Technology has been my lifeline over the last seven months. I haven’t had many visitors. I have only visited my dad on two occasions since March. Going out of my front door doesn’t happen very often and seeing people in the flesh is something of a novelty at the moment. Ive taken to talking to anything that looks interested and stands still long enough to listen; for instance yesterday morning I was sitting on the sofa wrestling with my slippers, the table lamp to my left was my conversation buddy, mind you I got the right kind of answers, I guess he agreed with me, I got a silent reply I took this as an acknowledgement of approval.
My other method of keeping in touch with family and friends is social media platforms. Linkden Twitter, Facebook and Instagram are the ones I use. Fabulous for keeping in touch, sharing information, posting articles, photos, etc.

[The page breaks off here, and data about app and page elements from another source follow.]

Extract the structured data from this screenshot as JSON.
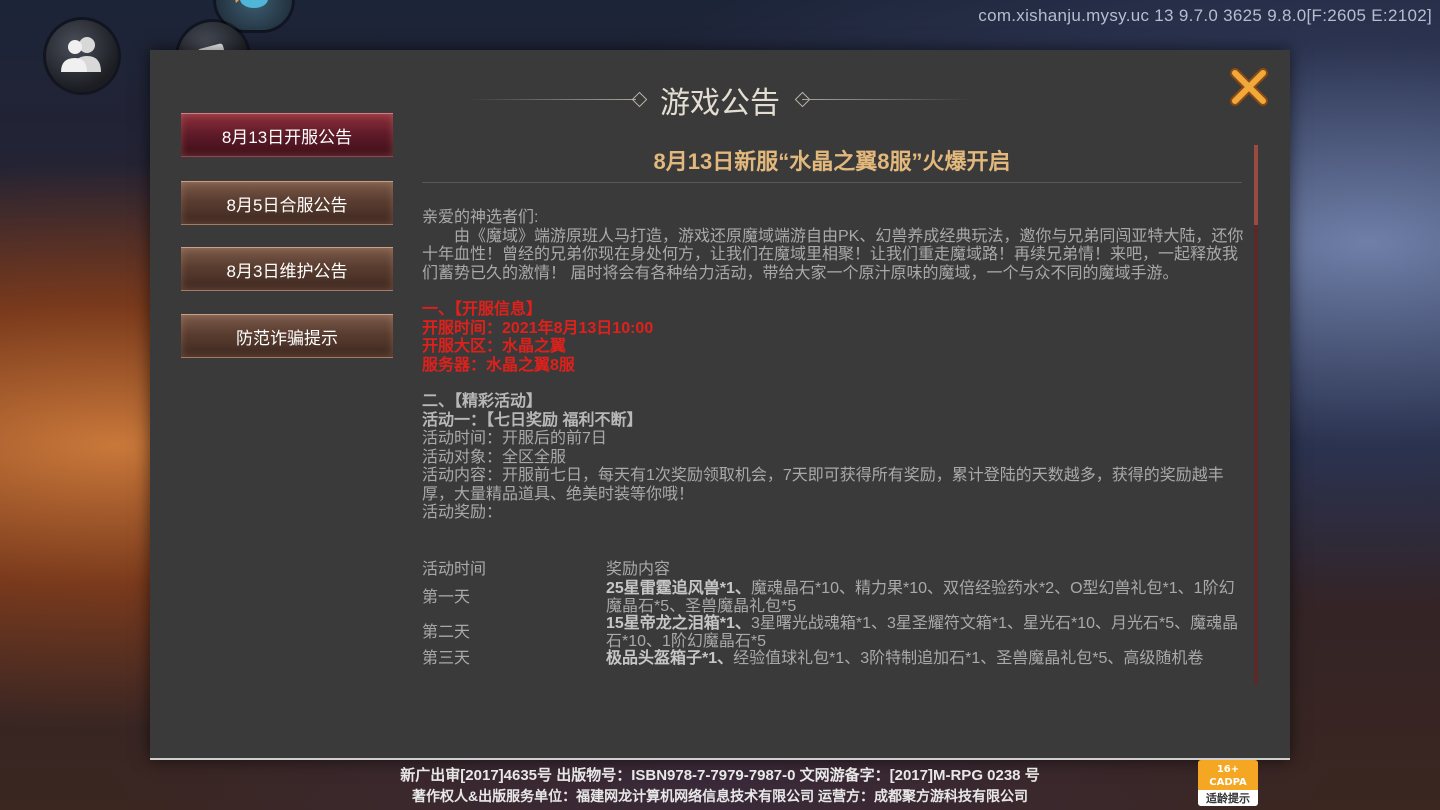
{
  "debug_overlay": "com.xishanju.mysy.uc  13  9.7.0  3625  9.8.0[F:2605 E:2102]",
  "hud": {
    "friends_icon": "friends-icon",
    "scroll_icon": "scroll-icon",
    "pet_icon": "pet-icon"
  },
  "modal": {
    "title": "游戏公告",
    "close_icon": "close-x-icon",
    "accent_color": "#e8a13a",
    "tabs": [
      {
        "label": "8月13日开服公告",
        "active": true
      },
      {
        "label": "8月5日合服公告",
        "active": false
      },
      {
        "label": "8月3日维护公告",
        "active": false
      },
      {
        "label": "防范诈骗提示",
        "active": false
      }
    ],
    "article": {
      "title": "8月13日新服“水晶之翼8服”火爆开启",
      "greeting": "亲爱的神选者们:",
      "intro": "由《魔域》端游原班人马打造，游戏还原魔域端游自由PK、幻兽养成经典玩法，邀你与兄弟同闯亚特大陆，还你十年血性！曾经的兄弟你现在身处何方，让我们在魔域里相聚！让我们重走魔域路！再续兄弟情！来吧，一起释放我们蓄势已久的激情！ 届时将会有各种给力活动，带给大家一个原汁原味的魔域，一个与众不同的魔域手游。",
      "section1": {
        "heading": "一、【开服信息】",
        "time": "开服时间：2021年8月13日10:00",
        "zone": "开服大区：水晶之翼",
        "server": "服务器：水晶之翼8服"
      },
      "section2": {
        "heading": "二、【精彩活动】",
        "activity1_title": "活动一：【七日奖励 福利不断】",
        "activity_time": "活动时间：开服后的前7日",
        "activity_target": "活动对象：全区全服",
        "activity_content": "活动内容：开服前七日，每天有1次奖励领取机会，7天即可获得所有奖励，累计登陆的天数越多，获得的奖励越丰厚，大量精品道具、绝美时装等你哦！",
        "activity_reward": "活动奖励："
      },
      "reward_table": {
        "headers": [
          "活动时间",
          "奖励内容"
        ],
        "rows": [
          {
            "day": "第一天",
            "bold": "25星雷霆追风兽*1、",
            "rest": "魔魂晶石*10、精力果*10、双倍经验药水*2、O型幻兽礼包*1、1阶幻魔晶石*5、圣兽魔晶礼包*5"
          },
          {
            "day": "第二天",
            "bold": "15星帝龙之泪箱*1、",
            "rest": "3星曙光战魂箱*1、3星圣耀符文箱*1、星光石*10、月光石*5、魔魂晶石*10、1阶幻魔晶石*5"
          },
          {
            "day": "第三天",
            "bold": "极品头盔箱子*1、",
            "rest": "经验值球礼包*1、3阶特制追加石*1、圣兽魔晶礼包*5、高级随机卷"
          }
        ]
      }
    }
  },
  "footer": {
    "line1": "新广出审[2017]4635号 出版物号：ISBN978-7-7979-7987-0 文网游备字：[2017]M-RPG 0238 号",
    "line2": "著作权人&出版服务单位：福建网龙计算机网络信息技术有限公司 运营方：成都聚方游科技有限公司",
    "age_rating": {
      "badge": "16+",
      "org": "CADPA",
      "tip": "适龄提示"
    }
  }
}
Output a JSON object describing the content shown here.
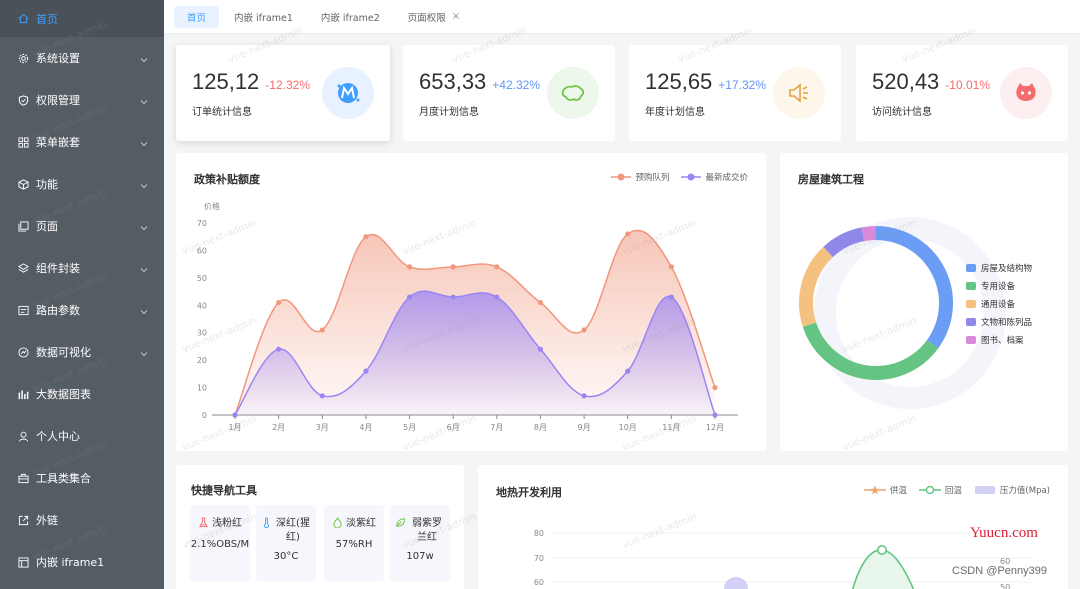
{
  "sidebar": {
    "items": [
      {
        "label": "首页",
        "icon": "home-icon",
        "active": true
      },
      {
        "label": "系统设置",
        "icon": "gear-icon",
        "caret": true
      },
      {
        "label": "权限管理",
        "icon": "shield-icon",
        "caret": true
      },
      {
        "label": "菜单嵌套",
        "icon": "grid-icon",
        "caret": true
      },
      {
        "label": "功能",
        "icon": "cube-icon",
        "caret": true
      },
      {
        "label": "页面",
        "icon": "page-icon",
        "caret": true
      },
      {
        "label": "组件封装",
        "icon": "components-icon",
        "caret": true
      },
      {
        "label": "路由参数",
        "icon": "route-icon",
        "caret": true
      },
      {
        "label": "数据可视化",
        "icon": "chart-icon",
        "caret": true
      },
      {
        "label": "大数据图表",
        "icon": "bar-chart-icon"
      },
      {
        "label": "个人中心",
        "icon": "user-icon"
      },
      {
        "label": "工具类集合",
        "icon": "toolbox-icon"
      },
      {
        "label": "外链",
        "icon": "external-link-icon"
      },
      {
        "label": "内嵌 iframe1",
        "icon": "iframe-icon"
      }
    ]
  },
  "tabs": [
    {
      "label": "首页",
      "active": true
    },
    {
      "label": "内嵌 iframe1"
    },
    {
      "label": "内嵌 iframe2"
    },
    {
      "label": "页面权限",
      "closable": true,
      "close_label": "×"
    }
  ],
  "stats": [
    {
      "value": "125,12",
      "pct": "-12.32%",
      "label": "订单统计信息",
      "pct_color": "#f56c6c",
      "icon": "m-logo-icon",
      "circle_color": "#e8f1ff",
      "icon_color": "#409eff"
    },
    {
      "value": "653,33",
      "pct": "+42.32%",
      "label": "月度计划信息",
      "pct_color": "#6394f9",
      "icon": "map-icon",
      "circle_color": "#edf7ec",
      "icon_color": "#67c23a"
    },
    {
      "value": "125,65",
      "pct": "+17.32%",
      "label": "年度计划信息",
      "pct_color": "#6394f9",
      "icon": "speaker-icon",
      "circle_color": "#fdf6ea",
      "icon_color": "#e6a23c"
    },
    {
      "value": "520,43",
      "pct": "-10.01%",
      "label": "访问统计信息",
      "pct_color": "#f56c6c",
      "icon": "octocat-icon",
      "circle_color": "#fdefef",
      "icon_color": "#f56c6c"
    }
  ],
  "subsidy": {
    "title": "政策补贴额度"
  },
  "housing": {
    "title": "房屋建筑工程"
  },
  "quicknav": {
    "title": "快捷导航工具",
    "items": [
      {
        "label": "浅粉红",
        "value": "2.1%OBS/M",
        "icon": "flask-icon",
        "color": "#f56c6c"
      },
      {
        "label": "深红(猩红)",
        "value": "30°C",
        "icon": "thermometer-icon",
        "color": "#409eff"
      },
      {
        "label": "淡紫红",
        "value": "57%RH",
        "icon": "droplet-icon",
        "color": "#67c23a"
      },
      {
        "label": "弱紫罗兰红",
        "value": "107w",
        "icon": "leaf-icon",
        "color": "#67c23a"
      }
    ]
  },
  "geothermal": {
    "title": "地热开发利用"
  },
  "watermark": "vue-next-admin",
  "corner": {
    "yuucn": "Yuucn.com",
    "csdn": "CSDN @Penny399"
  },
  "chart_data": [
    {
      "type": "area",
      "title": "政策补贴额度",
      "ylabel": "价格",
      "categories": [
        "1月",
        "2月",
        "3月",
        "4月",
        "5月",
        "6月",
        "7月",
        "8月",
        "9月",
        "10月",
        "11月",
        "12月"
      ],
      "ylim": [
        0,
        70
      ],
      "yticks": [
        0,
        10,
        20,
        30,
        40,
        50,
        60,
        70
      ],
      "legend_position": "top-right",
      "series": [
        {
          "name": "预购队列",
          "color": "#f0977d",
          "values": [
            0,
            41,
            31,
            65,
            54,
            54,
            54,
            41,
            31,
            66,
            54,
            10
          ]
        },
        {
          "name": "最新成交价",
          "color": "#9b85f4",
          "values": [
            0,
            24,
            7,
            16,
            43,
            43,
            43,
            24,
            7,
            16,
            43,
            0
          ]
        }
      ]
    },
    {
      "type": "pie",
      "title": "房屋建筑工程",
      "legend_position": "right",
      "slices": [
        {
          "name": "房屋及结构物",
          "value": 35,
          "color": "#6c9df5"
        },
        {
          "name": "专用设备",
          "value": 35,
          "color": "#65c483"
        },
        {
          "name": "通用设备",
          "value": 18,
          "color": "#f3c281"
        },
        {
          "name": "文物和陈列品",
          "value": 9,
          "color": "#9088e9"
        },
        {
          "name": "图书、档案",
          "value": 3,
          "color": "#d88ad9"
        }
      ]
    },
    {
      "type": "line",
      "title": "地热开发利用",
      "legend_position": "top-right",
      "y_left_ticks": [
        60,
        70,
        80
      ],
      "y_right_ticks": [
        50,
        60
      ],
      "series": [
        {
          "name": "供温",
          "color": "#f3a46d"
        },
        {
          "name": "回温",
          "color": "#65c483"
        },
        {
          "name": "压力值(Mpa)",
          "color": "#d3d0f6"
        }
      ]
    }
  ]
}
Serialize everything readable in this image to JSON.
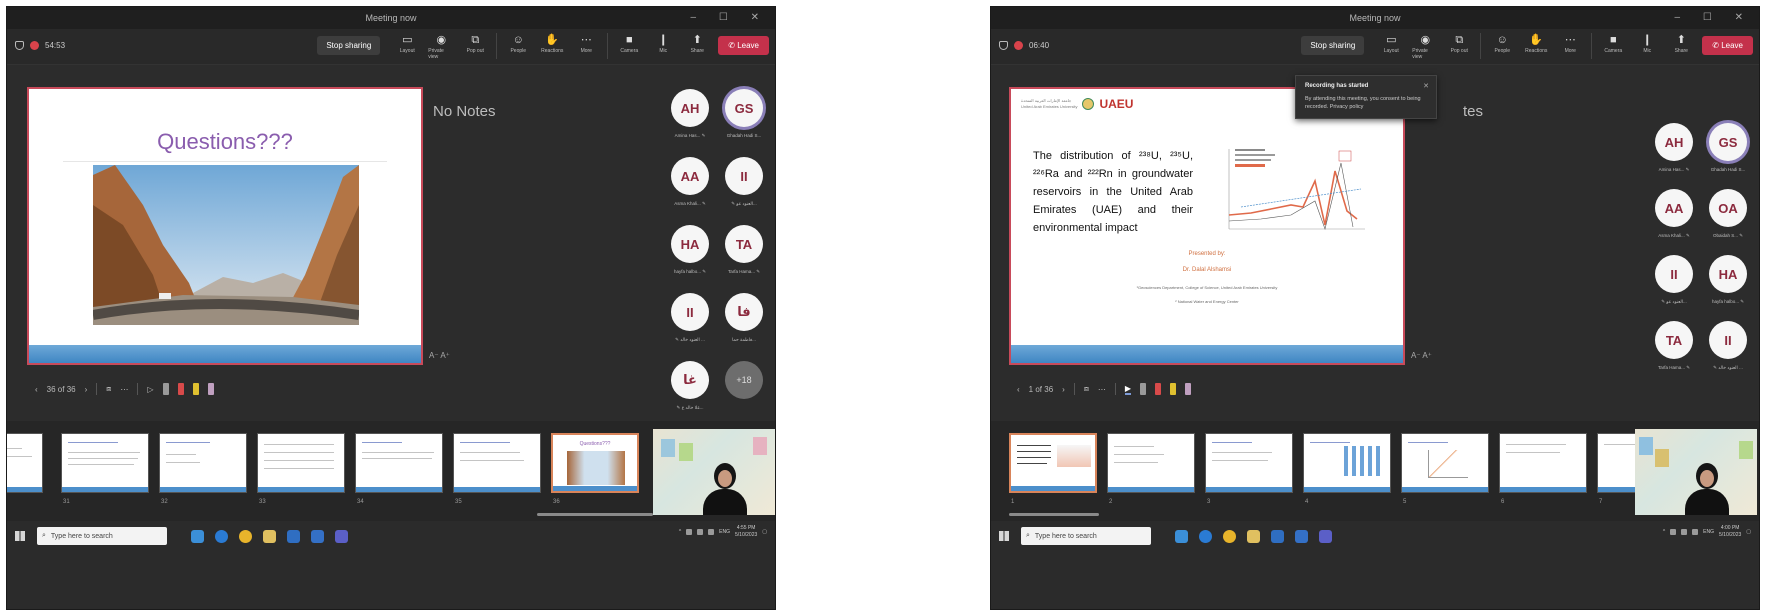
{
  "window": {
    "title": "Meeting now",
    "controls": "– ☐ ✕"
  },
  "toolbar": {
    "stop_sharing": "Stop sharing",
    "layout": "Layout",
    "presenter_view": "Private view",
    "popout": "Pop out",
    "people": "People",
    "reactions": "Reactions",
    "more": "More",
    "camera": "Camera",
    "mic": "Mic",
    "share": "Share",
    "leave": "Leave"
  },
  "left": {
    "timer": "54:53",
    "slide_title": "Questions???",
    "notes": "No Notes",
    "font_controls": "A⁻ A⁺",
    "slide_counter": "36 of 36",
    "participants": [
      {
        "initials": "AH",
        "name": "Amina Has... ✎"
      },
      {
        "initials": "GS",
        "name": "Ghadah Hadi S..."
      },
      {
        "initials": "AA",
        "name": "Asma Khali... ✎"
      },
      {
        "initials": "II",
        "name": "✎ العنود عو..."
      },
      {
        "initials": "HA",
        "name": "hayfa halbo... ✎"
      },
      {
        "initials": "TA",
        "name": "Tarfa Hama... ✎"
      },
      {
        "initials": "II",
        "name": "✎ العنود خالد ..."
      },
      {
        "initials": "فا",
        "name": "فاطمة حما..."
      },
      {
        "initials": "غا",
        "name": "✎ غلا خالد ع..."
      },
      {
        "initials": "+18",
        "name": ""
      }
    ],
    "thumb_numbers": [
      "",
      "31",
      "32",
      "33",
      "34",
      "35",
      "36"
    ]
  },
  "right": {
    "timer": "06:40",
    "notes": "tes",
    "font_controls": "A⁻ A⁺",
    "slide_counter": "1 of 36",
    "university_logo": "UAEU",
    "university_arabic": "جامعة الإمارات العربية المتحدة",
    "university_english": "United Arab Emirates University",
    "slide_heading": "The distribution of ²³⁸U, ²³⁵U, ²²⁶Ra and ²²²Rn in groundwater reservoirs in the United Arab Emirates (UAE) and their environmental impact",
    "presented_by": "Presented by:",
    "presenter": "Dr. Dalal Alshamsi",
    "affiliation_1": "¹Geosciences Department, College of Science, United Arab Emirates University",
    "affiliation_2": "² National Water and Energy Center",
    "toast_title": "Recording has started",
    "toast_body": "By attending this meeting, you consent to being recorded. Privacy policy",
    "participants": [
      {
        "initials": "AH",
        "name": "Amina Has... ✎"
      },
      {
        "initials": "GS",
        "name": "Ghadah Hadi S..."
      },
      {
        "initials": "AA",
        "name": "Asma Khali... ✎"
      },
      {
        "initials": "OA",
        "name": "Obaidah S... ✎"
      },
      {
        "initials": "II",
        "name": "✎ العنود عو..."
      },
      {
        "initials": "HA",
        "name": "hayfa halbo... ✎"
      },
      {
        "initials": "TA",
        "name": "Tarfa Hama... ✎"
      },
      {
        "initials": "II",
        "name": "✎ العنود خالد ..."
      }
    ],
    "thumb_numbers": [
      "1",
      "2",
      "3",
      "4",
      "5",
      "6",
      "7"
    ]
  },
  "taskbar": {
    "search_placeholder": "Type here to search",
    "lang": "ENG",
    "left_time": "4:55 PM",
    "left_date": "5/10/2023",
    "right_time": "4:00 PM",
    "right_date": "5/10/2023"
  },
  "colors": {
    "accent": "#c84a5a",
    "leave": "#c4314b",
    "avatar_text": "#8c2a3e",
    "slide_bar": "#3f86c3"
  }
}
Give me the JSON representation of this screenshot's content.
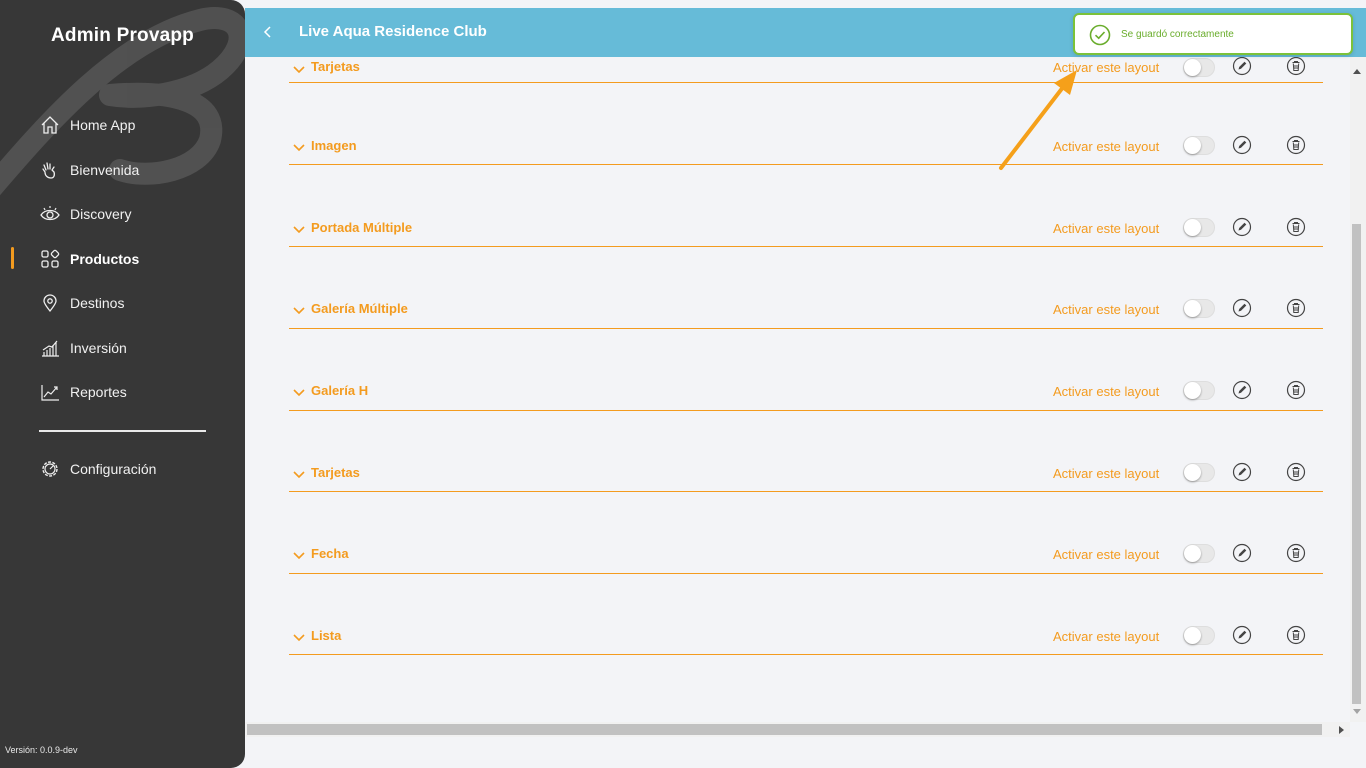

I use the messenger to chat. I also use WhatsApp. A good way of communicating with chums. We share stories, snaps, etc. A great way of cheering each other up especially when the mood is low.
Whilst my technology is great for communication and keeping me in touch with the outside world whilst I am shielding. The laptop, iPad and phone also have been used in more than I thought they would be.
During these difficult times many banks have closed their doors. Leaving many of us to online bank more than we used to. Me, I have banked online for what feels like a lifetime. My health before covid forced me to make changes, so I guess I have found it fairly easy to adapt. I use my laptop, iPad and smartphone to bank. However, I have to admit the app on the smartphone for the Natwest Bank https://personal.natwest.com/personal.html is so easy and convenient to use.
I use my Phone to order shopping, order my prescriptions from the GP, order the feed needed for the month from Nutricia to keep me going with through the gastrostomy tube.
Checking emails and going online is so easy with my smartphone. One click and Im there. Its so easy to download apps. https://www.apple.com/uk/ios/app-store/ There are so many different apps, something for everyone, from games to weather. Have a look, and give something new a try. It really does brighten your day.
When I first got a mobile telephone it was for work, it was to answer calls and check up on how MY patients were doing. That feels like another lifetime ago. Now I use my smartphone as a tool, to go on the internet, check my emails, send messages, take photographs, occasionally let my granddaughter play a game, oh and of course make a telephone call.